Hyperallergic - A Photographer Remixes Her Family Photos into Cryptic New Moments - Allison MeierJune 20, 2017

For her new book ObjectImage, Sarah Tulloch has cut and collaged a collection of black-and-white photographs she inherited from her grandfather.

Family photographs are intended as tools of memory, yet over the years, names are lost and locations obscured. In ObjectImage, recently released by Daylight Books, British artist Sarah Tulloch has cut and collaged black-and-white photographs from a collection she inherited from her grandfather. By obliterating faces, remixing landscapes, and finding unexpected juxtapositions, Tulloch creates new moments from these faded memories.

In a conversation with photographer Marjolaine Ryley included in the monograph, Tulloch says that a “sense of not knowing or not being able to access something but having clues of something left behind” partly fueled the work. In some of the images, two figures are fused, their faces lost in the connection. In one, a disembodied arm hovers near a serene body of water, while in another, half a horse with a hint of a new rider appears in the diagonal fissure. Along with the photographs, Tulloch also recycles her grandfather’s postcards, with stray words such as “Stonehenge” now clashing with a jumble of palm trees, gardens, and building forms.

In an essay in the book, curator and writer Matthew Hearn observes:

Unrehearsed and irreversible, her playful reworkings of old black-and-white photographs are essentially all-in attempts to reconvene the image: to make it happen (again). Her cuts simultaneously divide and unite the composition. Like the imposition of ‘zips’ in the paintings of Barnett Newman, they impose a central unifying feature within, and upon, the final image.
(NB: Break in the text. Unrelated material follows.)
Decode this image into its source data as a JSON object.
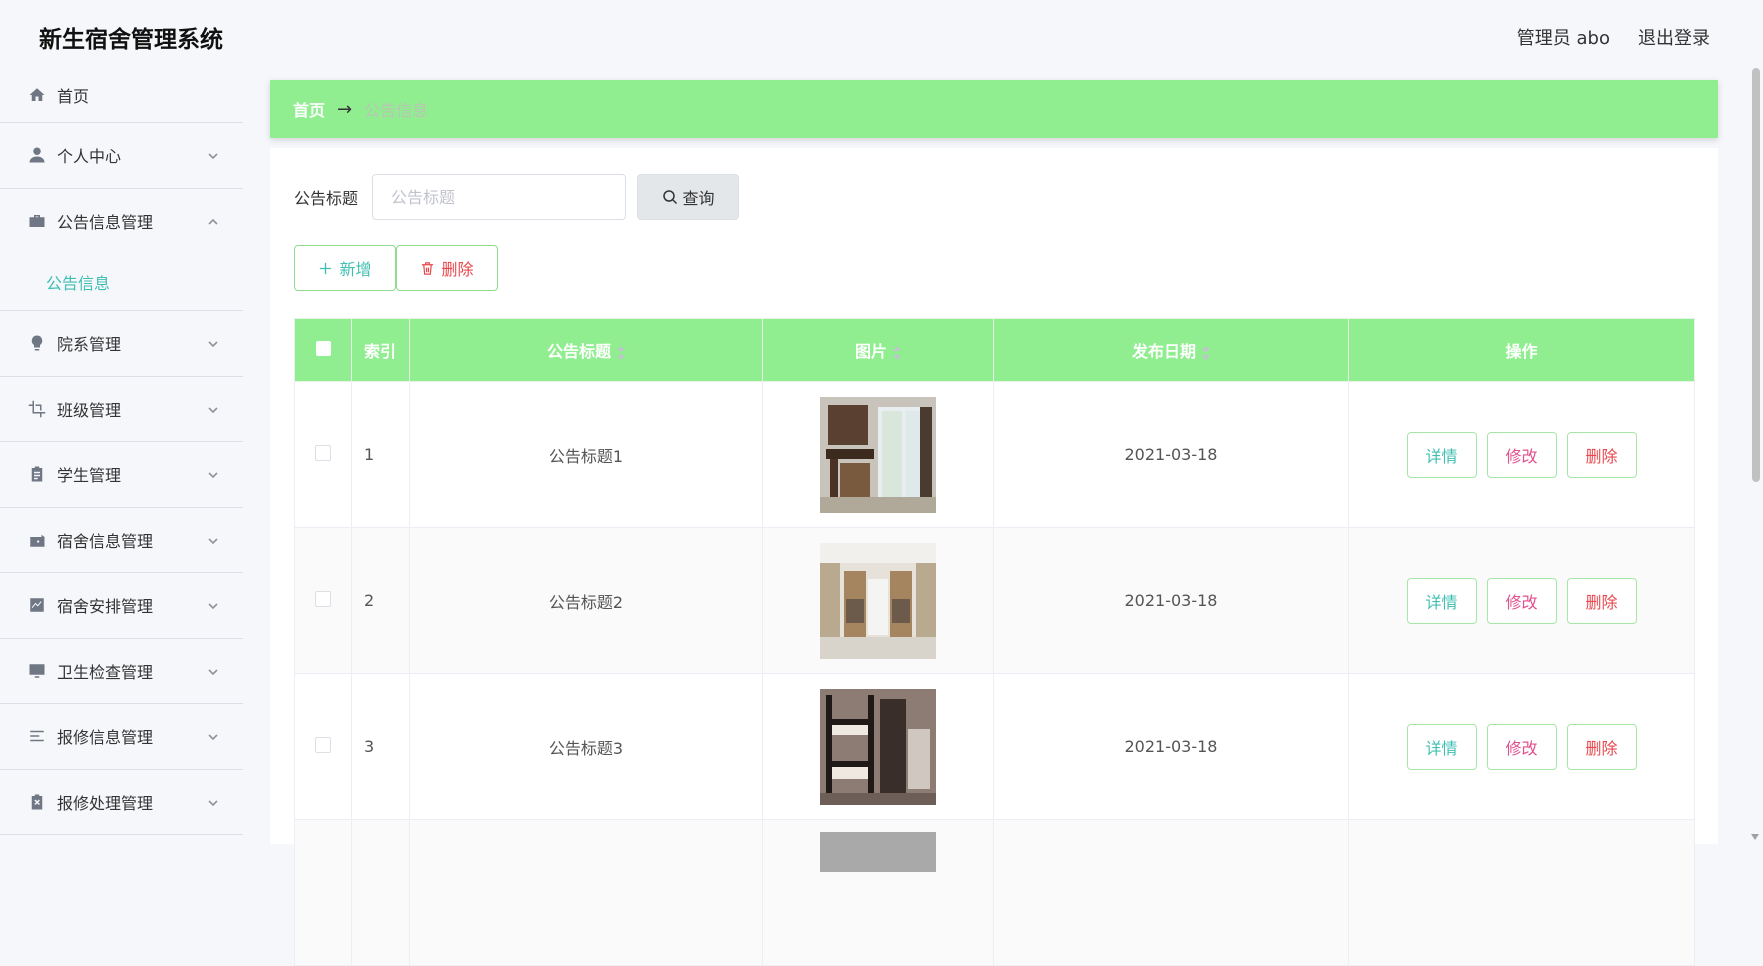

ObjectImage, an elegantly designed book with stitched binding, also includes Tulloch’s newspaper-based collages, which likewise take an off-kilter approach to the frozen time of a photograph. As Tulloch affirms in her interview, “I agree we all need origin stories but with my work it is not straightforward because at the same time as there is a nod to that idea, there is also a refusal, a sense of things being incomplete and in flux.”